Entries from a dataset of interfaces
<<<<

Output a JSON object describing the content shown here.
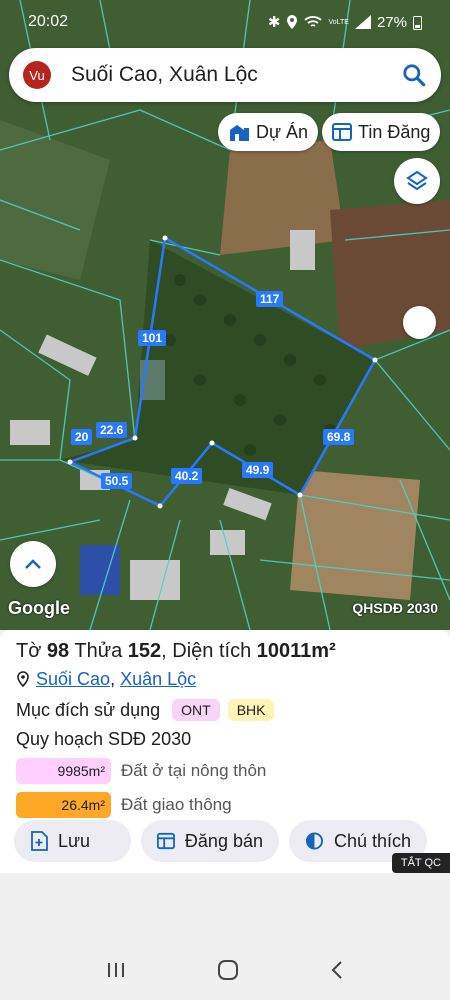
{
  "status_bar": {
    "time": "20:02",
    "battery": "27%",
    "network": "VoLTE"
  },
  "search": {
    "avatar_initials": "Vu",
    "query": "Suối Cao, Xuân Lộc"
  },
  "chips": [
    {
      "label": "Dự Án",
      "icon": "building-icon"
    },
    {
      "label": "Tin Đăng",
      "icon": "listing-icon"
    }
  ],
  "map": {
    "attribution": "Google",
    "layer_name": "QHSDĐ 2030",
    "edge_labels": [
      "117",
      "101",
      "22.6",
      "20",
      "50.5",
      "40.2",
      "49.9",
      "69.8"
    ],
    "colors": {
      "parcel_outline": "#2979ff",
      "grid_lines": "#4fd1c5"
    }
  },
  "panel": {
    "title": {
      "sheet_label": "Tờ",
      "sheet_no": "98",
      "parcel_label": "Thửa",
      "parcel_no": "152",
      "area_label": "Diện tích",
      "area_value": "10011m²"
    },
    "location": {
      "commune": "Suối Cao",
      "district": "Xuân Lộc",
      "separator": ","
    },
    "purpose_label": "Mục đích sử dụng",
    "purposes": [
      {
        "code": "ONT",
        "color": "#f8d4f8"
      },
      {
        "code": "BHK",
        "color": "#fff3b8"
      }
    ],
    "plan_label": "Quy hoạch SDĐ 2030",
    "legend": [
      {
        "area": "9985m²",
        "name": "Đất ở tại nông thôn",
        "color": "#ffd0ff",
        "fill": 1.0
      },
      {
        "area": "26.4m²",
        "name": "Đất giao thông",
        "color": "#ffa726",
        "fill": 1.0
      }
    ],
    "actions": [
      {
        "label": "Lưu",
        "icon": "save-icon"
      },
      {
        "label": "Đăng bán",
        "icon": "post-icon"
      },
      {
        "label": "Chú thích",
        "icon": "legend-icon"
      }
    ],
    "ad_label": "TẮT QC"
  }
}
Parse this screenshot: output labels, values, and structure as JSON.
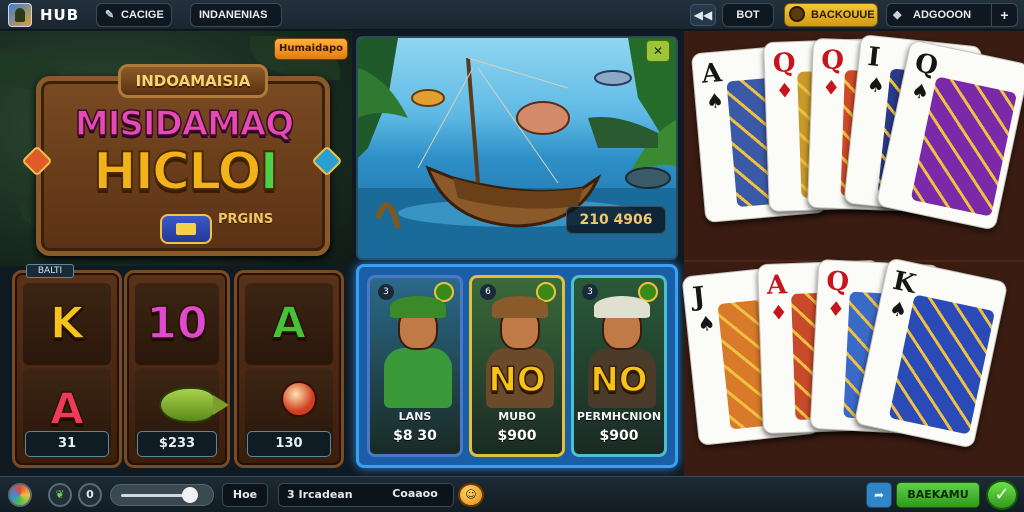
{
  "topbar": {
    "hub_label": "HUB",
    "pill1_icon": "brush-icon",
    "pill1_label": "CACIGE",
    "pill2_label": "INDANENIAS",
    "back_icon": "rewind-icon",
    "bet_label": "BOT",
    "coin_label": "BACKOUUE",
    "diamond_icon": "diamond-icon",
    "account_label": "ADGOOON",
    "plus_label": "+"
  },
  "title_board": {
    "top_label": "INDOAMAISIA",
    "line1": "MISIDAMAQ",
    "line2_a": "HICLO",
    "line2_b": "I",
    "sub_label": "PRGINS"
  },
  "promo": {
    "badge_label": "Humaidapo",
    "close_icon": "close-icon",
    "amount_label": "210 4906"
  },
  "reels": {
    "tag_label": "BALTI",
    "items": [
      {
        "top_symbol": "K",
        "top_color": "#f6c21c",
        "bottom_symbol": "A",
        "bottom_color": "#ef3a5a",
        "value": "31"
      },
      {
        "top_symbol": "10",
        "top_color": "#e04ad0",
        "bottom_symbol": "fish-icon",
        "bottom_color": "#8ac23a",
        "value": "$233"
      },
      {
        "top_symbol": "A",
        "top_color": "#46c23a",
        "bottom_symbol": "mascot-icon",
        "bottom_color": "#d04020",
        "value": "130"
      }
    ]
  },
  "characters": [
    {
      "num": "3",
      "big": "",
      "name": "LANS",
      "price": "$8 30",
      "border": "#4a78c8",
      "bg": "#2a6a8a",
      "hat": "#3a8a2a",
      "body": "#3a9a3a"
    },
    {
      "num": "6",
      "big": "NO",
      "name": "MUBO",
      "price": "$900",
      "border": "#e0c03a",
      "bg": "#3a6a3a",
      "hat": "#8a5a2a",
      "body": "#6a4a2a"
    },
    {
      "num": "3",
      "big": "NO",
      "name": "PERMHCNION",
      "price": "$900",
      "border": "#4ac0d0",
      "bg": "#2a5a3a",
      "hat": "#e0e0d0",
      "body": "#4a3a2a"
    }
  ],
  "cards": [
    {
      "rank": "A",
      "suit": "♠",
      "color": "blk"
    },
    {
      "rank": "Q",
      "suit": "♦",
      "color": "red"
    },
    {
      "rank": "Q",
      "suit": "♦",
      "color": "red"
    },
    {
      "rank": "I",
      "suit": "♠",
      "color": "blk"
    },
    {
      "rank": "Q",
      "suit": "♠",
      "color": "blk"
    },
    {
      "rank": "J",
      "suit": "♠",
      "color": "blk"
    },
    {
      "rank": "A",
      "suit": "♦",
      "color": "red"
    },
    {
      "rank": "Q",
      "suit": "♦",
      "color": "red"
    },
    {
      "rank": "K",
      "suit": "♠",
      "color": "blk"
    }
  ],
  "bottombar": {
    "wheel_icon": "spin-wheel-icon",
    "leaf_icon": "leaf-icon",
    "zero_label": "0",
    "slider_value": 0.82,
    "hoe_label": "Hoe",
    "input_label": "3 Ircadean",
    "coin_value_label": "Coaaoo",
    "coin_icon": "smile-coin-icon",
    "share_icon": "share-icon",
    "bet_button_label": "BAEKAMU",
    "confirm_icon": "check-icon"
  }
}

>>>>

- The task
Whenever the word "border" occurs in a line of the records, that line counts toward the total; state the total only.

- Answer for the task
3